BFC’s attorney Kim Wilson explained to the News that in mid-May, he met with the county commissioners and discussion led to the referral of the issue to the planning board.

At the June 5 planning board meeting, board members discussed possible zoning options for the area in which the proposed Beartooth Front citizen-initiated zone was to be located if approved.

During the meeting, representatives of the BFC, a group of citizens who approached the county with a petition to create the Beartooth Front zone in 2017, advocated for the creation of a zone similar to their proposed zone. Such a zone would regulate, but not ban, oil and gas development in the southern end of Stillwater County.

Board members discussed the county’s possible zoning options and voted to continue researching specific applicable regulations, according to the county’s contract planner Forrest Mandeville.
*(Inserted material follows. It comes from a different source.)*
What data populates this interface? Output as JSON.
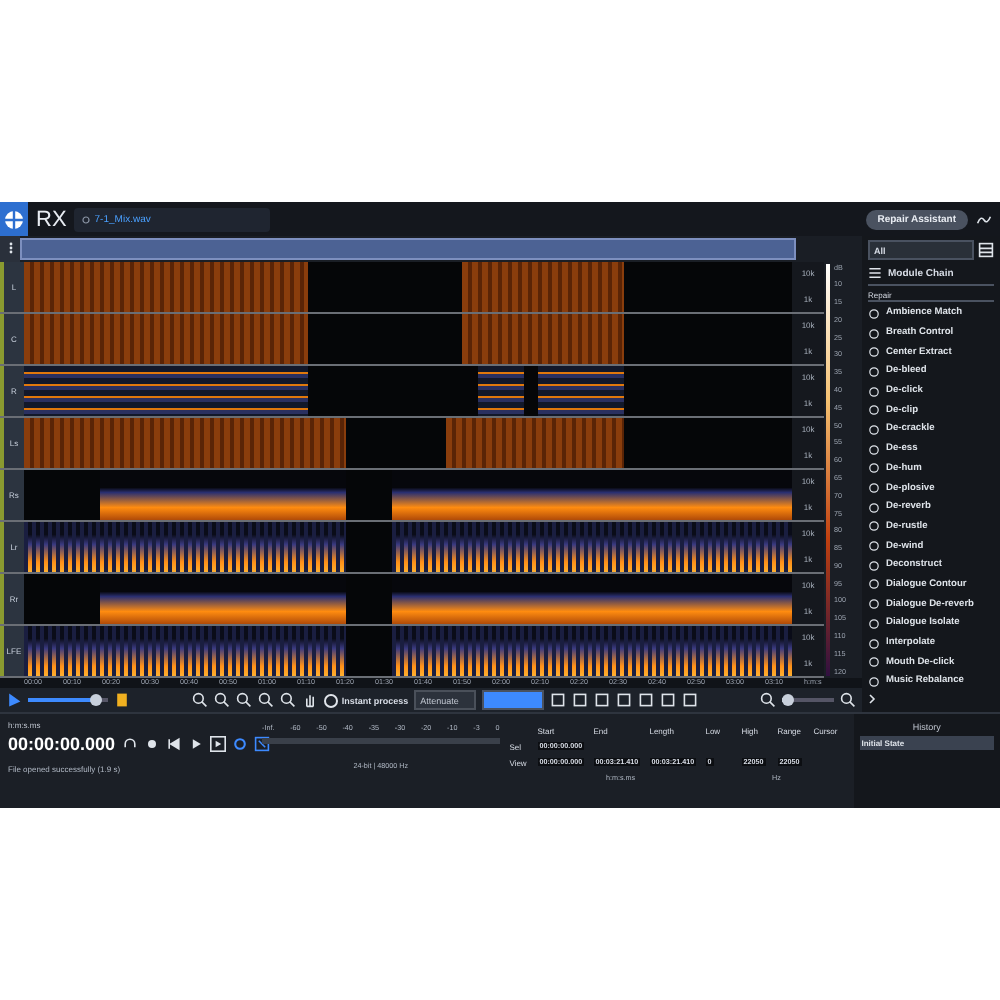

Wilson was optimistic about the process, saying the county seeking to engage in a discussion is a “good sign.”

He understands the planning board process will arrive at a slightly different set of regulations than was initially included in the petition for the citizen-initiated zone, but he is hopeful the board will decide to create a county-initiated zone similar to the zone previously proposed.

Currently, Wilson noted, the BFC is compiling a potential regulatory scheme for the county zone, as requested by the planning board.

Wilson will evaluate the board’s decision once it is made to decide whether it is acceptable to the BFC. While he is hopeful the matter will be resolved through a zone created by the planning board, if the board were to deny the creation of a zone all together, Wilson would begin moving forward with court proceedings once again.

He noted that per agreement with the court, the parties involved in the lawsuit have 60 days to report back on the status of further developments. As long as progress is being made, Wilson explained, the planning board can continue to seek a solution to the zoning question.

The topic will be discussed again at the board’s next meeting on Wednesday, July 3. There is no guarantee as to what action will take place at that time. It is possible there will be a decision regarding the creation of a zone; it is equally likely the information-gathering and decision-making processes will need additional time.

When the board is ready to make a decision, the protocol will be similar to other county boards and commissions. Following discussion, a seconded motion will lead to further discussion and eventually a vote.

The board’s decision is important because, as Mandeville explained, “Pursuant to state law, the planning board must make a recommendation to the commission regarding county zoning district boundaries and regulations.”


In February 2017, following an extensive signature gathering campaign, BFC members submitted a petition to the county regarding the creation of an 83,000-acre citizen-initiated zone.

The proposed Beartooth Front Zone would create regulations that would apply to the development of oil and gas in that area of the county; it would not totally ban the development of natural resources.

The petition was deemed invalid by the county in January 2018 because it did not meet signature requirements. This decision was the catalyst for the ongoing lawsuit, originally filed in February 2018.

The county argued mineral rights owners should have been involved in the signature-gathering process, and so the petition did not meet the necessary signature threshold. The BFC said only surface landowners should be included in the signature count, so the petition did have the signatures of the required 60 percent of “affected real property owners.”

If decided by the court, the lawsuit would have provided an answer to whether or not subsurface mineral rights owners should be included in “affected real property owners” in relation to zoning petitions.